PROBLEM TO SOLVE
Below are some records; return each one exactly as written.
Start of TASK DATA
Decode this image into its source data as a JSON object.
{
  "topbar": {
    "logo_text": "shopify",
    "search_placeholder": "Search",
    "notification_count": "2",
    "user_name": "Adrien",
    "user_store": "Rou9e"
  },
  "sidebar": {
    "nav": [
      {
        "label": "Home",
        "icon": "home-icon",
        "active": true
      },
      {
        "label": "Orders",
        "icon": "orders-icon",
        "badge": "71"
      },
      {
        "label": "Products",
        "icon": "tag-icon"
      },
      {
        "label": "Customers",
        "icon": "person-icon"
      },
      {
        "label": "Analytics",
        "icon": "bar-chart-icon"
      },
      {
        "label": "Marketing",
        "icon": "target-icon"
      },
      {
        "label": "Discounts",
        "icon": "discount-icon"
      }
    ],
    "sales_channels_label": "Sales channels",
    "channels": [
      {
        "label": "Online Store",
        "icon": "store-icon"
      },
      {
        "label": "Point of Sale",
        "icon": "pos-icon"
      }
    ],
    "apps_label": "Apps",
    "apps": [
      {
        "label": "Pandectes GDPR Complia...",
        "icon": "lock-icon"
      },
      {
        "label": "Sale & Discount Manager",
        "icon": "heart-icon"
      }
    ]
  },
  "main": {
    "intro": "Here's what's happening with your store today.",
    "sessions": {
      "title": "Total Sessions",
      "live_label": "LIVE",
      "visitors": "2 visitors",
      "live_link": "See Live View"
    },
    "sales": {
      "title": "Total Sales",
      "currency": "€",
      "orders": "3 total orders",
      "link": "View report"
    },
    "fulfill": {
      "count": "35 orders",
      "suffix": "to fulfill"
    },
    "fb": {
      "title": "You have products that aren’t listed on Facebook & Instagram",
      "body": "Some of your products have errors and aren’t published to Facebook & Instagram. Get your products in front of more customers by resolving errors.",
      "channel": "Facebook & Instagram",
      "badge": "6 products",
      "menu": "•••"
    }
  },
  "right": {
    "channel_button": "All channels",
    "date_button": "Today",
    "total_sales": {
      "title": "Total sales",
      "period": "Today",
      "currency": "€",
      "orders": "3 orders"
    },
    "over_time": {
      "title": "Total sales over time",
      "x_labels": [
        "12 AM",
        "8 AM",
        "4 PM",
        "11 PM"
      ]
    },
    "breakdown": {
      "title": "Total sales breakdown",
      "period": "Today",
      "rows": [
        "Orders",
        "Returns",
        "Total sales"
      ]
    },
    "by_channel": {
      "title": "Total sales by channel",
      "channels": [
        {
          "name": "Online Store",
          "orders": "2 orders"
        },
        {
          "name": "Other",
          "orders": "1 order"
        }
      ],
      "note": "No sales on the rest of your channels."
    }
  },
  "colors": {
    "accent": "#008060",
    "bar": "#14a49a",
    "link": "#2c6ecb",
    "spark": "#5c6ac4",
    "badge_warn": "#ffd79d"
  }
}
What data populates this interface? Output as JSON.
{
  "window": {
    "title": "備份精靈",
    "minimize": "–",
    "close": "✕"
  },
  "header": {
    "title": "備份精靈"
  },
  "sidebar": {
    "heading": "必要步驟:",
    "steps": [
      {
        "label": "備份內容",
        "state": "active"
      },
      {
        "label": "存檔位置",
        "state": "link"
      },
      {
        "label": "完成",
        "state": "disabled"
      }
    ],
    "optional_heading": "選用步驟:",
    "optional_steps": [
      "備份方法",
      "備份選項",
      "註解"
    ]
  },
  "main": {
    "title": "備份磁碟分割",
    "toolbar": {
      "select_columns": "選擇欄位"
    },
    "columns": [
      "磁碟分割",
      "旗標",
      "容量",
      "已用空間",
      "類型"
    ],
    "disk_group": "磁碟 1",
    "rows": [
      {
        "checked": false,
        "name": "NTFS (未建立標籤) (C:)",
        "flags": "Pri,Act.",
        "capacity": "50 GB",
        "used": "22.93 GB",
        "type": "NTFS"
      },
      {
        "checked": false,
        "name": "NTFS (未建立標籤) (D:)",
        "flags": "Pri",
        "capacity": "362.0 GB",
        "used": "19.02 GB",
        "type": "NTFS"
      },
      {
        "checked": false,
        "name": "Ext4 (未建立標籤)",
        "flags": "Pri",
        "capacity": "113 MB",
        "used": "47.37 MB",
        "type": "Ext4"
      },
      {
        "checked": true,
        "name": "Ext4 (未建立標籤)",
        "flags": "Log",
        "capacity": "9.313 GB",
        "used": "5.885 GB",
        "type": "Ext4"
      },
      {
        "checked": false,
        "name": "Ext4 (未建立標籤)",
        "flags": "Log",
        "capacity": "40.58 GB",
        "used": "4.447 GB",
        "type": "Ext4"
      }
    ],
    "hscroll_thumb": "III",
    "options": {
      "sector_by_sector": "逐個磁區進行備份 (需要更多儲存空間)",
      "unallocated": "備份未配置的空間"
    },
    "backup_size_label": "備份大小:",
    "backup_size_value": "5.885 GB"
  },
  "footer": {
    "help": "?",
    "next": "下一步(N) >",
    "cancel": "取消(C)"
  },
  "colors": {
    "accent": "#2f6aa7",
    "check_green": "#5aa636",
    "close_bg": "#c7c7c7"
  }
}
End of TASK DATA
SOLUTION
Decode this image into its source data as a JSON object.
{
  "topbar": {
    "logo_text": "shopify",
    "search_placeholder": "Search",
    "notification_count": "2",
    "user_name": "Adrien",
    "user_store": "Rou9e"
  },
  "sidebar": {
    "nav": [
      {
        "label": "Home",
        "icon": "home-icon",
        "active": true
      },
      {
        "label": "Orders",
        "icon": "orders-icon",
        "badge": "71"
      },
      {
        "label": "Products",
        "icon": "tag-icon"
      },
      {
        "label": "Customers",
        "icon": "person-icon"
      },
      {
        "label": "Analytics",
        "icon": "bar-chart-icon"
      },
      {
        "label": "Marketing",
        "icon": "target-icon"
      },
      {
        "label": "Discounts",
        "icon": "discount-icon"
      }
    ],
    "sales_channels_label": "Sales channels",
    "channels": [
      {
        "label": "Online Store",
        "icon": "store-icon"
      },
      {
        "label": "Point of Sale",
        "icon": "pos-icon"
      }
    ],
    "apps_label": "Apps",
    "apps": [
      {
        "label": "Pandectes GDPR Complia...",
        "icon": "lock-icon"
      },
      {
        "label": "Sale & Discount Manager",
        "icon": "heart-icon"
      }
    ]
  },
  "main": {
    "intro": "Here's what's happening with your store today.",
    "sessions": {
      "title": "Total Sessions",
      "live_label": "LIVE",
      "visitors": "2 visitors",
      "live_link": "See Live View"
    },
    "sales": {
      "title": "Total Sales",
      "currency": "€",
      "orders": "3 total orders",
      "link": "View report"
    },
    "fulfill": {
      "count": "35 orders",
      "suffix": "to fulfill"
    },
    "fb": {
      "title": "You have products that aren’t listed on Facebook & Instagram",
      "body": "Some of your products have errors and aren’t published to Facebook & Instagram. Get your products in front of more customers by resolving errors.",
      "channel": "Facebook & Instagram",
      "badge": "6 products",
      "menu": "•••"
    }
  },
  "right": {
    "channel_button": "All channels",
    "date_button": "Today",
    "total_sales": {
      "title": "Total sales",
      "period": "Today",
      "currency": "€",
      "orders": "3 orders"
    },
    "over_time": {
      "title": "Total sales over time",
      "x_labels": [
        "12 AM",
        "8 AM",
        "4 PM",
        "11 PM"
      ]
    },
    "breakdown": {
      "title": "Total sales breakdown",
      "period": "Today",
      "rows": [
        "Orders",
        "Returns",
        "Total sales"
      ]
    },
    "by_channel": {
      "title": "Total sales by channel",
      "channels": [
        {
          "name": "Online Store",
          "orders": "2 orders"
        },
        {
          "name": "Other",
          "orders": "1 order"
        }
      ],
      "note": "No sales on the rest of your channels."
    }
  },
  "colors": {
    "accent": "#008060",
    "bar": "#14a49a",
    "link": "#2c6ecb",
    "spark": "#5c6ac4",
    "badge_warn": "#ffd79d"
  }
}
What data populates this interface? Output as JSON.
{
  "window": {
    "title": "備份精靈",
    "minimize": "–",
    "close": "✕"
  },
  "header": {
    "title": "備份精靈"
  },
  "sidebar": {
    "heading": "必要步驟:",
    "steps": [
      {
        "label": "備份內容",
        "state": "active"
      },
      {
        "label": "存檔位置",
        "state": "link"
      },
      {
        "label": "完成",
        "state": "disabled"
      }
    ],
    "optional_heading": "選用步驟:",
    "optional_steps": [
      "備份方法",
      "備份選項",
      "註解"
    ]
  },
  "main": {
    "title": "備份磁碟分割",
    "toolbar": {
      "select_columns": "選擇欄位"
    },
    "columns": [
      "磁碟分割",
      "旗標",
      "容量",
      "已用空間",
      "類型"
    ],
    "disk_group": "磁碟 1",
    "rows": [
      {
        "checked": false,
        "name": "NTFS (未建立標籤) (C:)",
        "flags": "Pri,Act.",
        "capacity": "50 GB",
        "used": "22.93 GB",
        "type": "NTFS"
      },
      {
        "checked": false,
        "name": "NTFS (未建立標籤) (D:)",
        "flags": "Pri",
        "capacity": "362.0 GB",
        "used": "19.02 GB",
        "type": "NTFS"
      },
      {
        "checked": false,
        "name": "Ext4 (未建立標籤)",
        "flags": "Pri",
        "capacity": "113 MB",
        "used": "47.37 MB",
        "type": "Ext4"
      },
      {
        "checked": true,
        "name": "Ext4 (未建立標籤)",
        "flags": "Log",
        "capacity": "9.313 GB",
        "used": "5.885 GB",
        "type": "Ext4"
      },
      {
        "checked": false,
        "name": "Ext4 (未建立標籤)",
        "flags": "Log",
        "capacity": "40.58 GB",
        "used": "4.447 GB",
        "type": "Ext4"
      }
    ],
    "hscroll_thumb": "III",
    "options": {
      "sector_by_sector": "逐個磁區進行備份 (需要更多儲存空間)",
      "unallocated": "備份未配置的空間"
    },
    "backup_size_label": "備份大小:",
    "backup_size_value": "5.885 GB"
  },
  "footer": {
    "help": "?",
    "next": "下一步(N) >",
    "cancel": "取消(C)"
  },
  "colors": {
    "accent": "#2f6aa7",
    "check_green": "#5aa636",
    "close_bg": "#c7c7c7"
  }
}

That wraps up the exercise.